Ironically for a festival of all of Wagner’s works, no production in Leipzig featured a Wagner Curtain. Three types of front curtain were used: a traverse curtain (parting in the middle and pulled along a track to the sides of the stage, first revealing the center of the stage set), a drop curtain (pulled upward as a whole and first revealing the bottom of the stage set), and a solid wall that was formed by closing the fire curtain separating the backstage area from the house.
One of the many stagecraft innovations created by Wagner for his theatre in Bayreuth, the Wagner Curtain is an effort to avoid the audience’s seeing only part of the stage picture at first rise – the ankles of the actors in the case of the drop curtain and the center of the set in the case of the traverse curtain. By use of cords sewn into each curtain panel at a slight curve, the lower corner of each panel could be pulled both upward and outward, revealing the stage much as the iris movement of a camera. Many of the world’s leading opera houses use the Wagner Curtain, including Covent Garden and the Met (which we are told is the largest in the world).
My sister loves attending opera and viscerally hates other people who do the same thing. It’s impossible to conduct any conversation with her during intermission, and address any topic other than the people sitting near her. And she is amusingly profane: “The a**hole next to me brought a hoagie and unwrapped it ten minutes after the curtain went up. I mean, who brings a f***ing hoagie to the opera?”
I experienced the same amazement in Leipzig at the end of Tristan. During the Liebestod, a woman sitting in the row in front of me began fiddling with her bag and eventually extracted her cell phone. By the climax of the piece she had powered it on and was fooling around with the apps. When the solo trumpet sounded and the last chord settled in, a very bright light came on as she tested her camera.
Why does someone who paid good money to attend Tristan behave that way? And even if she does, does she think she’s the only person in the theatre?
Among the many “peripheral” events of the festival was a recital of piano music by and about Wagner. In the course of the recital, Moderator Ugo D’Orazio performed three “Improvisations” by Russian-born composer Eduard Schütt (1856-1933): One on “O du mein holder Abendstern” from Tannhäuser; one on the Pilgrim’s Chorus from the same work; and the third on themes from Der fliegende Holländer. These were wonderfully entertaining, much more to my taste than the transcriptions made by Liszt from Wagner themes. I have searched online for recordings of these and other Wagner-inspired works by Schütt and can find nothing. I do wish these pieces were available for repeated listening.
This composer was well known to Cosima, who offered him the musical leadership of Bayreuth in 1887. But he turned it down.

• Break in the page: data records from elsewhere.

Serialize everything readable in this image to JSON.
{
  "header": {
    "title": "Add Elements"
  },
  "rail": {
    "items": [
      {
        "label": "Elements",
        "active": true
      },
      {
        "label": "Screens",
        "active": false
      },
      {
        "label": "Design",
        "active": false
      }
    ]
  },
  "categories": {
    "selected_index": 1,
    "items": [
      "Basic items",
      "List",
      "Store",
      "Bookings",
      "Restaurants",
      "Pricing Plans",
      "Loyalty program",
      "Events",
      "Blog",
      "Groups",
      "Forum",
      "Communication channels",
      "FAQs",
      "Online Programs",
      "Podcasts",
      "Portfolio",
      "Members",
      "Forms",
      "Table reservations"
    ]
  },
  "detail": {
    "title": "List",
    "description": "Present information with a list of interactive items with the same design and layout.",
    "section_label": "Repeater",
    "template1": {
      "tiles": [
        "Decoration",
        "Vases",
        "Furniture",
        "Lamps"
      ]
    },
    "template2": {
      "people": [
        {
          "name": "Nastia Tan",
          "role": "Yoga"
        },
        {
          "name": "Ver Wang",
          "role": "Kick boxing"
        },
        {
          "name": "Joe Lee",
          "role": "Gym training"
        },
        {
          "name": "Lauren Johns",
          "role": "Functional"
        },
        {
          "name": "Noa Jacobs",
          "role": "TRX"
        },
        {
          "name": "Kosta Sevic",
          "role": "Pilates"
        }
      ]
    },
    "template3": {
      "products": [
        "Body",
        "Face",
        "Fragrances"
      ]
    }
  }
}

I took part in a backstage tour of the Leipzig opera house, rebuilt by East Germany in 1960 after destruction in the firestorm resulting from the December 3, 1943, Allied bombardment.
It is a massive operation and the tour guide took us to lighting storage spaces, costume storage, backstage itself (where the set for Rheingold was assembled), rehearsal rooms, and elsewhere. It provided yet another source of admiration for this organization and its ambition. In an orderly chaos, one could see what it takes to present 13 productions in the course of 22 days. Who decides what scenery wagons should be stored stage left, stage right, backstage, in the alleyway behind the stage, in the scenery dock, or off site? And the fly space – what is hung and what is taken down? The wagons of props, the lines and lines of chorus costumes, the dressing rooms occupied for 24 hours or even less by internationally renowned stars. When will the stage itself be used for lighting rehearsals? For dress rehearsals? For set take-down and build-up? What we are watching from the front is a mere shadow of the labor that is going on.
Napoleon conquered most of Europe by force. Stalin conquered a good piece of it by coercion. America has conquered it by Mickey Mouse and Burger King.
The prevalence of American culture in German cities is arresting. T-shirts naming cities don’t announce Paris or Beijing or Rome; they say New York or Los Angeles or Chicago. Most pervasive are the caps. It may be that one out of seven males, aged between 12 and 20, walking through Leipzig or Berlin or Dresden, wore baseball caps. And a good quarter of those caps had the emblem of the New York Yankees. I can’t conceive that these folks were baseball enthusiasts. Rather, they wanted to sport the letters “NY.”
I had a serious chat with a young lawyer friend in Helsinki just before the Leipzig Festival, and we discussed reputational uncertainties among America’s international allies. I kept fishing for more concern on his part but it just didn’t come. “When you think about it as a Finnish person,” he said, “if I did not live in my own home, of all the places in the world I would like to live, it is of course New York. And so many of us feel that way.”